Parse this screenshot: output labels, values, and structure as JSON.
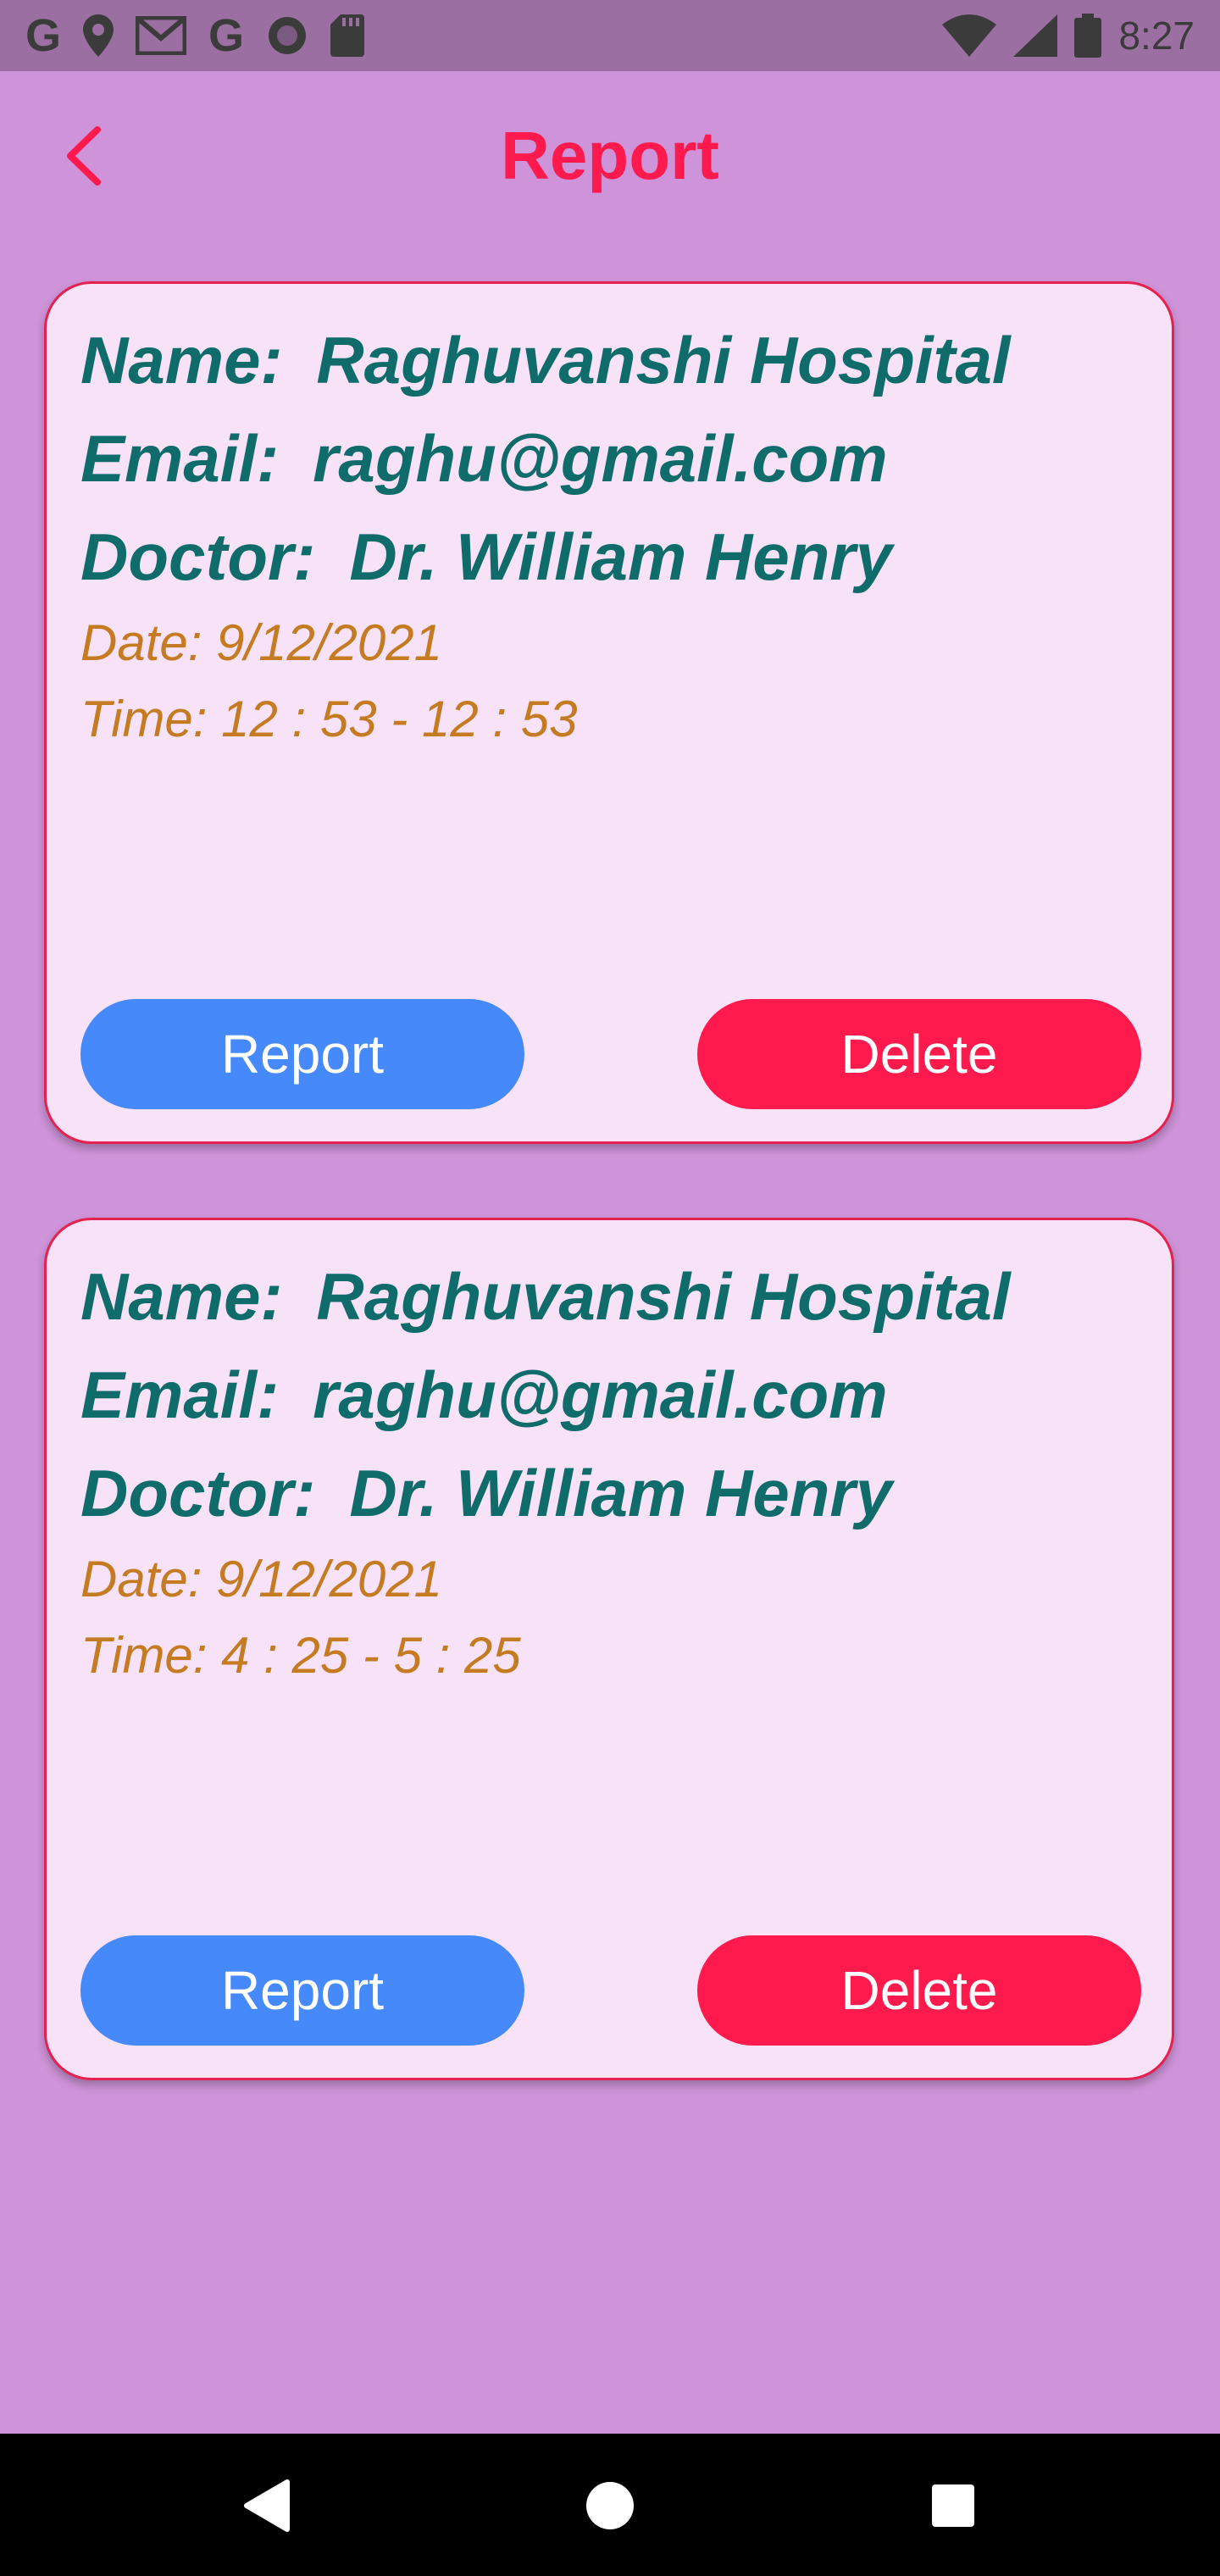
{
  "status_bar": {
    "time": "8:27",
    "left_icons": [
      "google-icon",
      "location-icon",
      "gmail-icon",
      "google-icon",
      "circle-icon",
      "sd-card-icon"
    ],
    "right_icons": [
      "wifi-icon",
      "signal-icon",
      "battery-icon"
    ]
  },
  "app_bar": {
    "title": "Report",
    "back_icon": "chevron-left-icon"
  },
  "cards": [
    {
      "name_label": "Name:",
      "name_value": "Raghuvanshi Hospital",
      "email_label": "Email:",
      "email_value": "raghu@gmail.com",
      "doctor_label": "Doctor:",
      "doctor_value": "Dr. William Henry",
      "date": "Date: 9/12/2021",
      "time": "Time: 12 : 53 - 12 : 53",
      "report_label": "Report",
      "delete_label": "Delete"
    },
    {
      "name_label": "Name:",
      "name_value": "Raghuvanshi Hospital",
      "email_label": "Email:",
      "email_value": "raghu@gmail.com",
      "doctor_label": "Doctor:",
      "doctor_value": "Dr. William Henry",
      "date": "Date: 9/12/2021",
      "time": "Time: 4 : 25 - 5 : 25",
      "report_label": "Report",
      "delete_label": "Delete"
    }
  ],
  "colors": {
    "background": "#ce93d8",
    "accent": "#ff1a4d",
    "report_button": "#4689fb",
    "heading_text": "#106b6b",
    "sub_text": "#c47b22"
  },
  "nav_bar": {
    "icons": [
      "back-triangle-icon",
      "home-circle-icon",
      "recents-square-icon"
    ]
  }
}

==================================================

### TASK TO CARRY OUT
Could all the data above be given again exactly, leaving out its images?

### SOLUTION
Parse this screenshot: output labels, values, and structure as JSON.
{
  "status_bar": {
    "time": "8:27",
    "left_icons": [
      "google-icon",
      "location-icon",
      "gmail-icon",
      "google-icon",
      "circle-icon",
      "sd-card-icon"
    ],
    "right_icons": [
      "wifi-icon",
      "signal-icon",
      "battery-icon"
    ]
  },
  "app_bar": {
    "title": "Report",
    "back_icon": "chevron-left-icon"
  },
  "cards": [
    {
      "name_label": "Name:",
      "name_value": "Raghuvanshi Hospital",
      "email_label": "Email:",
      "email_value": "raghu@gmail.com",
      "doctor_label": "Doctor:",
      "doctor_value": "Dr. William Henry",
      "date": "Date: 9/12/2021",
      "time": "Time: 12 : 53 - 12 : 53",
      "report_label": "Report",
      "delete_label": "Delete"
    },
    {
      "name_label": "Name:",
      "name_value": "Raghuvanshi Hospital",
      "email_label": "Email:",
      "email_value": "raghu@gmail.com",
      "doctor_label": "Doctor:",
      "doctor_value": "Dr. William Henry",
      "date": "Date: 9/12/2021",
      "time": "Time: 4 : 25 - 5 : 25",
      "report_label": "Report",
      "delete_label": "Delete"
    }
  ],
  "colors": {
    "background": "#ce93d8",
    "accent": "#ff1a4d",
    "report_button": "#4689fb",
    "heading_text": "#106b6b",
    "sub_text": "#c47b22"
  },
  "nav_bar": {
    "icons": [
      "back-triangle-icon",
      "home-circle-icon",
      "recents-square-icon"
    ]
  }
}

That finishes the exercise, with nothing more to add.